Of Silence and Song doesn’t just reward close, attentive reading. In fact, it demands it. Of Silence and Song is a highly lyric book, advancing a series of impressions rather than the march of a central, tightly reasoned argument.
Confessional poetry—particularly work that deals with the end of a relationship—is exceptionally tricky to pull off without coming across as navel-gazing and self-centered. Edith, however, is a remarkable work of pathos, using the inward gaze to illuminate both the self and everything around that self.
The portrait these letters paint of an artist trying to hone his craft at all costs transforms them from obscure Proustiana into a richer portrait of Proust the man, neighbor, and writer.
Written in 1958 but given due packaging in a new book from Song Cave, Lionel Ziprin’s “Songs for Schizoid Siblings” are, at the simplest assessment, a historical oddity.

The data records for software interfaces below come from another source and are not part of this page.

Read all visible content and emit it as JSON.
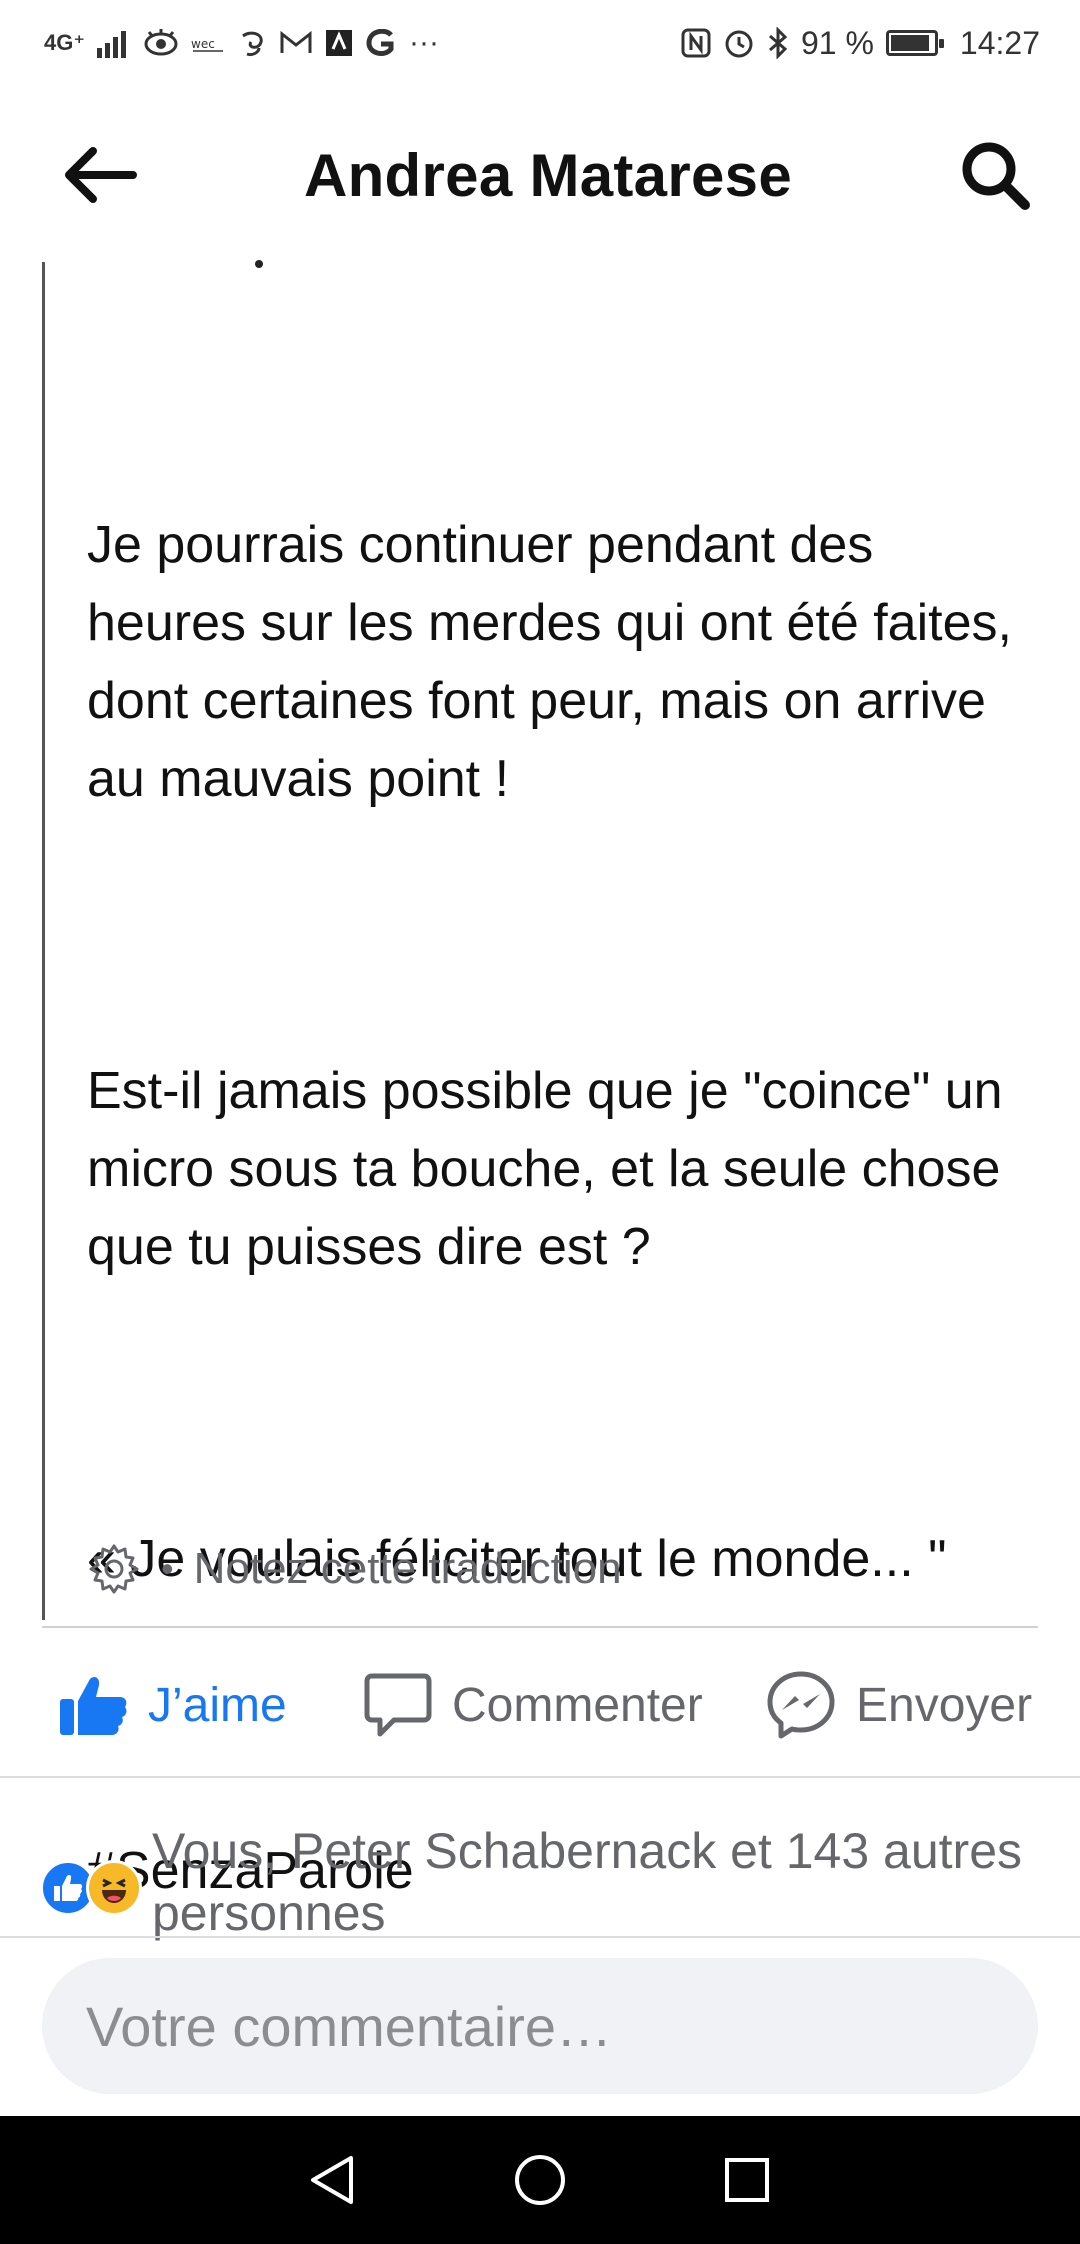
{
  "status_bar": {
    "network": "4G⁺",
    "battery_percent_text": "91 %",
    "battery_level": 0.91,
    "time": "14:27",
    "more_indicator": "···",
    "icons": [
      "signal-icon",
      "eye-icon",
      "wec-icon",
      "swirl-icon",
      "gmail-icon",
      "app-icon",
      "g-icon",
      "nfc-icon",
      "alarm-icon",
      "bluetooth-icon",
      "battery-icon"
    ]
  },
  "header": {
    "title": "Andrea Matarese",
    "back_icon": "back-arrow-icon",
    "search_icon": "search-icon"
  },
  "post": {
    "paragraphs": [
      "Je pourrais continuer pendant des heures sur les merdes qui ont été faites, dont certaines font peur, mais on arrive au mauvais point !",
      "Est-il jamais possible que je \"coince\" un micro sous ta bouche, et la seule chose que tu puisses dire est ?",
      "« Je voulais féliciter tout le monde... \"",
      "#SenzaParole"
    ],
    "translation_separator": "•",
    "translation_label": "Notez cette traduction"
  },
  "actions": {
    "like": "J’aime",
    "comment": "Commenter",
    "send": "Envoyer"
  },
  "reactions": {
    "text": "Vous, Peter Schabernack et 143 autres personnes"
  },
  "comment_input": {
    "placeholder": "Votre commentaire…"
  },
  "colors": {
    "accent": "#1877f2",
    "muted": "#65676b",
    "haha": "#f7b928"
  }
}
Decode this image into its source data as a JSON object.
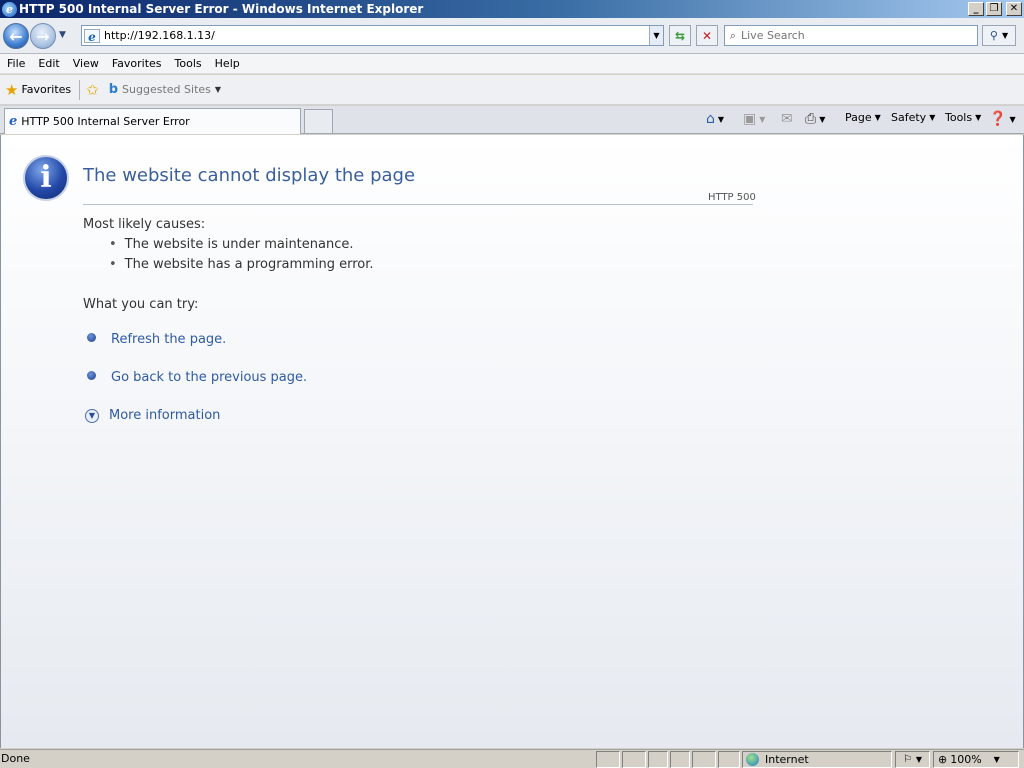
{
  "window": {
    "title": "HTTP 500 Internal Server Error - Windows Internet Explorer",
    "minimize": "_",
    "maximize": "❐",
    "close": "✕"
  },
  "address": {
    "url": "http://192.168.1.13/",
    "search_placeholder": "Live Search"
  },
  "menu": [
    "File",
    "Edit",
    "View",
    "Favorites",
    "Tools",
    "Help"
  ],
  "favorites_bar": {
    "favorites_label": "Favorites",
    "suggested_sites": "Suggested Sites"
  },
  "tab": {
    "title": "HTTP 500 Internal Server Error"
  },
  "command_bar": {
    "page": "Page",
    "safety": "Safety",
    "tools": "Tools"
  },
  "content": {
    "headline": "The website cannot display the page",
    "error_code": "HTTP 500",
    "causes_heading": "Most likely causes:",
    "causes": [
      "The website is under maintenance.",
      "The website has a programming error."
    ],
    "try_heading": "What you can try:",
    "actions": [
      "Refresh the page.",
      "Go back to the previous page."
    ],
    "more_info": "More information"
  },
  "status": {
    "text": "Done",
    "zone": "Internet",
    "zoom": "100%"
  },
  "colors": {
    "link": "#2f5aa3",
    "headline": "#3a5f9a",
    "title_bar": "#0a246a"
  },
  "icons": [
    "ie-icon",
    "back-arrow-icon",
    "forward-arrow-icon",
    "refresh-icon",
    "stop-icon",
    "search-icon",
    "star-icon",
    "info-icon",
    "home-icon",
    "feed-icon",
    "print-icon",
    "help-icon",
    "globe-icon",
    "zoom-icon"
  ]
}
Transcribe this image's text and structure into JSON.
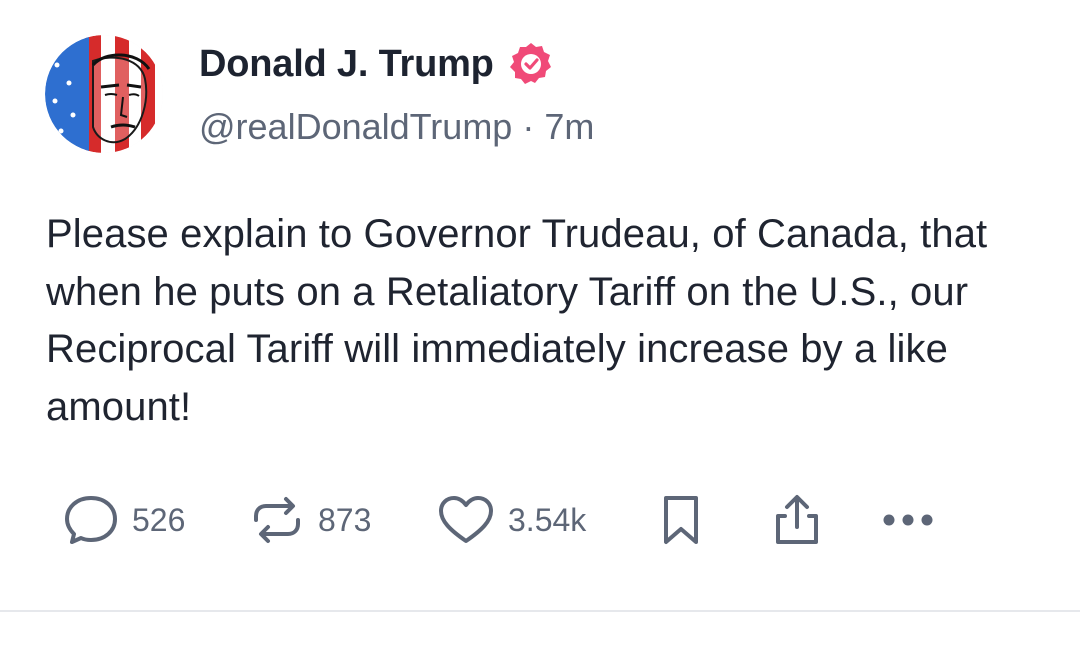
{
  "post": {
    "author": {
      "display_name": "Donald J. Trump",
      "handle": "@realDonaldTrump",
      "separator": "·",
      "time_ago": "7m",
      "verified": true,
      "avatar_icon": "flag-portrait-avatar"
    },
    "body": "Please explain to Governor Trudeau, of Canada, that when he puts on a Retaliatory Tariff on the U.S., our Reciprocal Tariff will immediately increase by a like amount!",
    "actions": {
      "reply": {
        "icon": "reply-bubble-icon",
        "count": "526"
      },
      "repost": {
        "icon": "repost-icon",
        "count": "873"
      },
      "like": {
        "icon": "heart-icon",
        "count": "3.54k"
      },
      "bookmark": {
        "icon": "bookmark-icon"
      },
      "share": {
        "icon": "share-icon"
      },
      "more": {
        "icon": "more-dots-icon"
      }
    }
  },
  "colors": {
    "text_primary": "#1f2430",
    "text_secondary": "#5d6677",
    "verified_badge": "#f04a78",
    "divider": "#e6e8ec",
    "background": "#ffffff"
  }
}
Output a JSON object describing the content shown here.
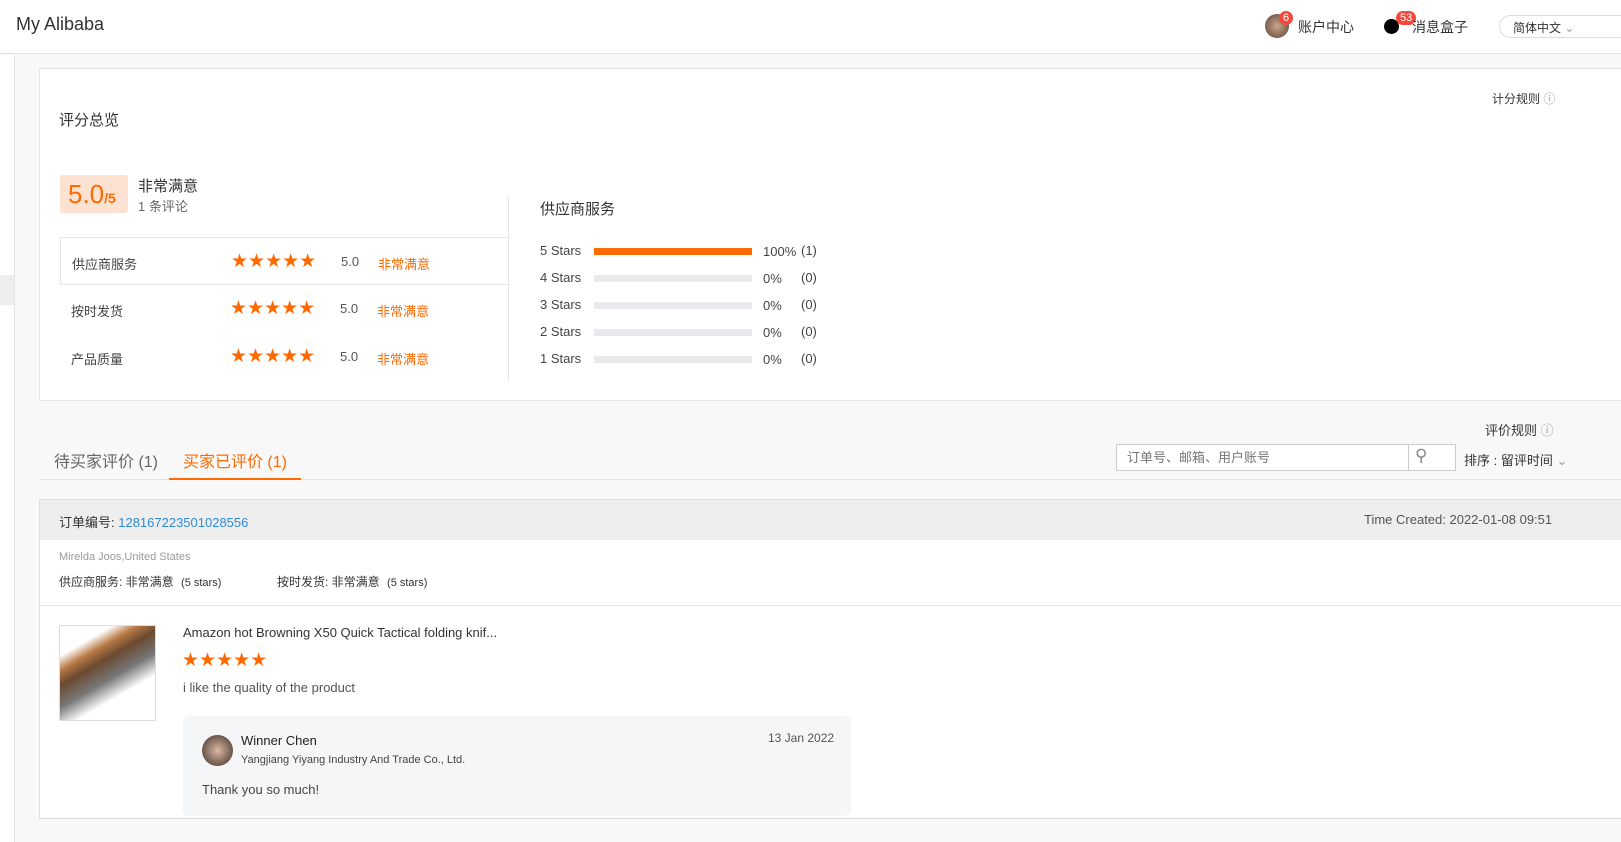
{
  "header": {
    "title": "My Alibaba",
    "account_label": "账户中心",
    "account_badge": "6",
    "messages_label": "消息盒子",
    "messages_badge": "53",
    "language": "简体中文"
  },
  "overview": {
    "title": "评分总览",
    "rules_link": "计分规则",
    "score": "5.0",
    "score_max": "/5",
    "score_text": "非常满意",
    "review_count": "1 条评论",
    "categories": [
      {
        "label": "供应商服务",
        "stars": 5,
        "score": "5.0",
        "text": "非常满意"
      },
      {
        "label": "按时发货",
        "stars": 5,
        "score": "5.0",
        "text": "非常满意"
      },
      {
        "label": "产品质量",
        "stars": 5,
        "score": "5.0",
        "text": "非常满意"
      }
    ],
    "breakdown_title": "供应商服务",
    "breakdown": [
      {
        "label": "5 Stars",
        "percent": 100,
        "percent_text": "100%",
        "count": "(1)"
      },
      {
        "label": "4 Stars",
        "percent": 0,
        "percent_text": "0%",
        "count": "(0)"
      },
      {
        "label": "3 Stars",
        "percent": 0,
        "percent_text": "0%",
        "count": "(0)"
      },
      {
        "label": "2 Stars",
        "percent": 0,
        "percent_text": "0%",
        "count": "(0)"
      },
      {
        "label": "1 Stars",
        "percent": 0,
        "percent_text": "0%",
        "count": "(0)"
      }
    ]
  },
  "reviews": {
    "rules_link": "评价规则",
    "tabs": [
      "待买家评价 (1)",
      "买家已评价 (1)"
    ],
    "active_tab": 1,
    "search_placeholder": "订单号、邮箱、用户账号",
    "sort_label": "排序 : 留评时间"
  },
  "order": {
    "number_label": "订单编号: ",
    "number": "128167223501028556",
    "created": "Time Created: 2022-01-08 09:51",
    "buyer": "Mirelda Joos,United States",
    "rating1_label": "供应商服务: ",
    "rating1_value": "非常满意",
    "rating1_stars": "(5 stars)",
    "rating2_label": "按时发货: ",
    "rating2_value": "非常满意",
    "rating2_stars": "(5 stars)",
    "product_title": "Amazon hot Browning X50 Quick Tactical folding knif...",
    "product_stars": 5,
    "comment": "i like the quality of the product",
    "reply": {
      "name": "Winner Chen",
      "company": "Yangjiang Yiyang Industry And Trade Co., Ltd.",
      "date": "13 Jan 2022",
      "text": "Thank you so much!"
    }
  },
  "colors": {
    "accent": "#ff6a00",
    "link": "#2f8bd6"
  }
}
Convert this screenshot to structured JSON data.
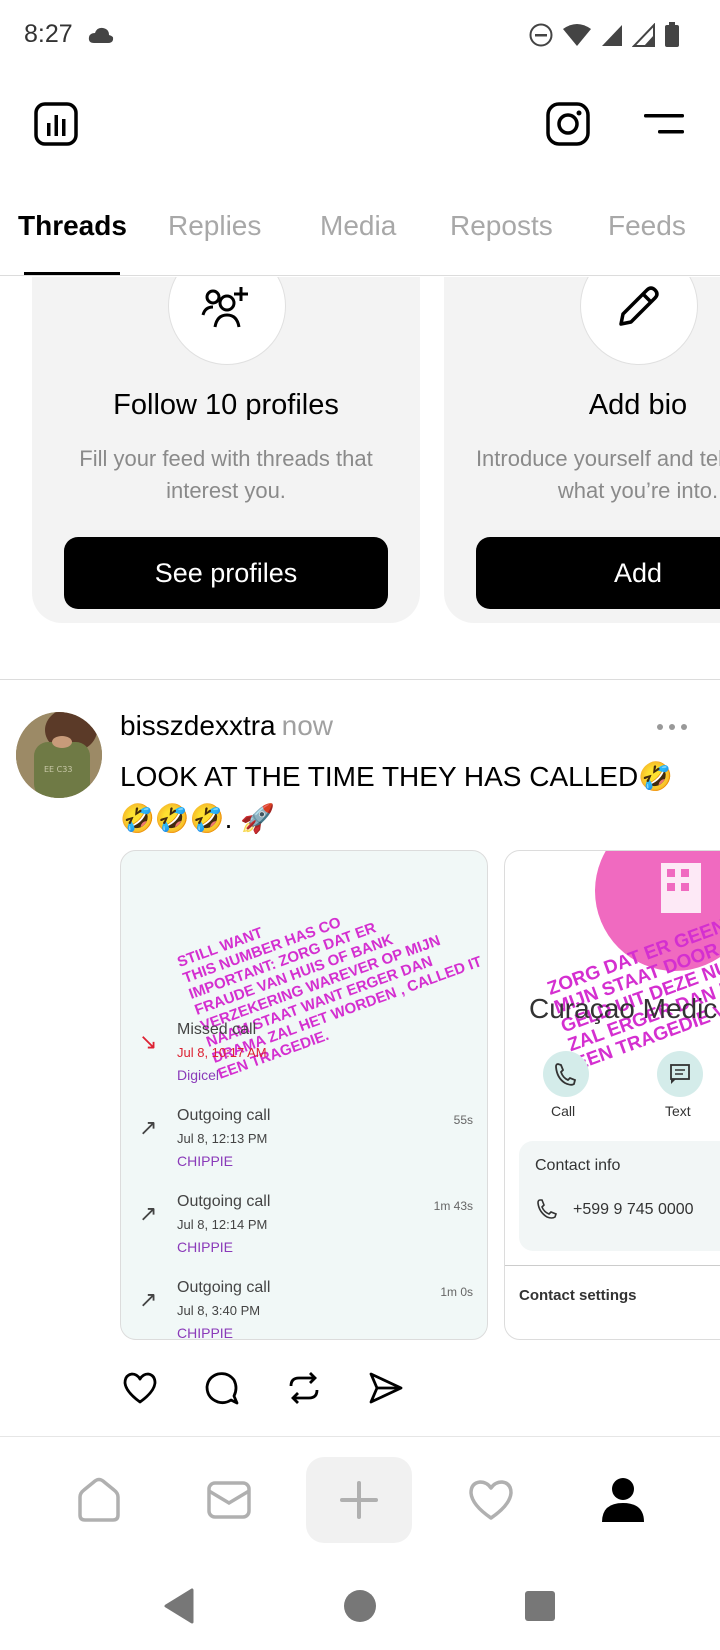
{
  "status": {
    "time": "8:27",
    "icons": [
      "cloud-icon",
      "do-not-disturb-icon",
      "wifi-icon",
      "signal-icon",
      "signal-icon-2",
      "battery-icon"
    ]
  },
  "header": {
    "icons": [
      "insights-icon",
      "instagram-icon",
      "menu-icon"
    ]
  },
  "tabs": [
    "Threads",
    "Replies",
    "Media",
    "Reposts",
    "Feeds"
  ],
  "active_tab": "Threads",
  "cards": [
    {
      "title": "Follow 10 profiles",
      "desc": "Fill your feed with threads that interest you.",
      "button": "See profiles",
      "icon": "add-people-icon"
    },
    {
      "title": "Add bio",
      "desc": "Introduce yourself and tell people what you’re into.",
      "button": "Add",
      "icon": "pencil-icon"
    }
  ],
  "post": {
    "username": "bisszdexxtra",
    "time": "now",
    "text_line1": "LOOK AT THE TIME THEY HAS CALLED🤣",
    "text_line2": "🤣🤣🤣. 🚀",
    "image1": {
      "stamp": [
        "STILL WANT",
        "THIS NUMBER HAS CO",
        "IMPORTANT: ZORG DAT ER",
        "FRAUDE VAN HUIS OF BANK",
        "VERZEKERING WAREVER OP MIJN",
        "NAAM STAAT WANT ERGER DAN",
        "DRAMA ZAL HET WORDEN , CALLED IT",
        "EEN TRAGEDIE."
      ],
      "calls": [
        {
          "type": "Missed call",
          "date": "Jul 8, 10:17 AM",
          "name": "Digicel",
          "duration": ""
        },
        {
          "type": "Outgoing call",
          "date": "Jul 8, 12:13 PM",
          "name": "CHIPPIE",
          "duration": "55s"
        },
        {
          "type": "Outgoing call",
          "date": "Jul 8, 12:14 PM",
          "name": "CHIPPIE",
          "duration": "1m 43s"
        },
        {
          "type": "Outgoing call",
          "date": "Jul 8, 3:40 PM",
          "name": "CHIPPIE",
          "duration": "1m 0s"
        }
      ]
    },
    "image2": {
      "title": "Curaçao Medic",
      "stamp": [
        "ZORG DAT ER GEEN FRA",
        "MIJN STAAT DOOR WIE",
        "GELD UIT DEZE NU",
        "ZAL ERGER DAN D",
        "EEN TRAGEDIE VE"
      ],
      "call_label": "Call",
      "text_label": "Text",
      "contact_info_label": "Contact info",
      "phone": "+599 9 745 0000",
      "contact_settings_label": "Contact settings"
    }
  },
  "actions": [
    "heart-icon",
    "comment-icon",
    "repost-icon",
    "share-icon"
  ],
  "bottom_nav": [
    "home-icon",
    "inbox-icon",
    "plus-icon",
    "activity-heart-icon",
    "profile-icon"
  ],
  "colors": {
    "accent": "#000000",
    "muted": "#a8a8a8",
    "card_bg": "#f3f3f3",
    "stamp": "#d42fd0"
  }
}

The subtle mark of Smith’s excellence is how each poem arrives where it’s at—meeting both itself and the world, inhabiting them at once and entirely.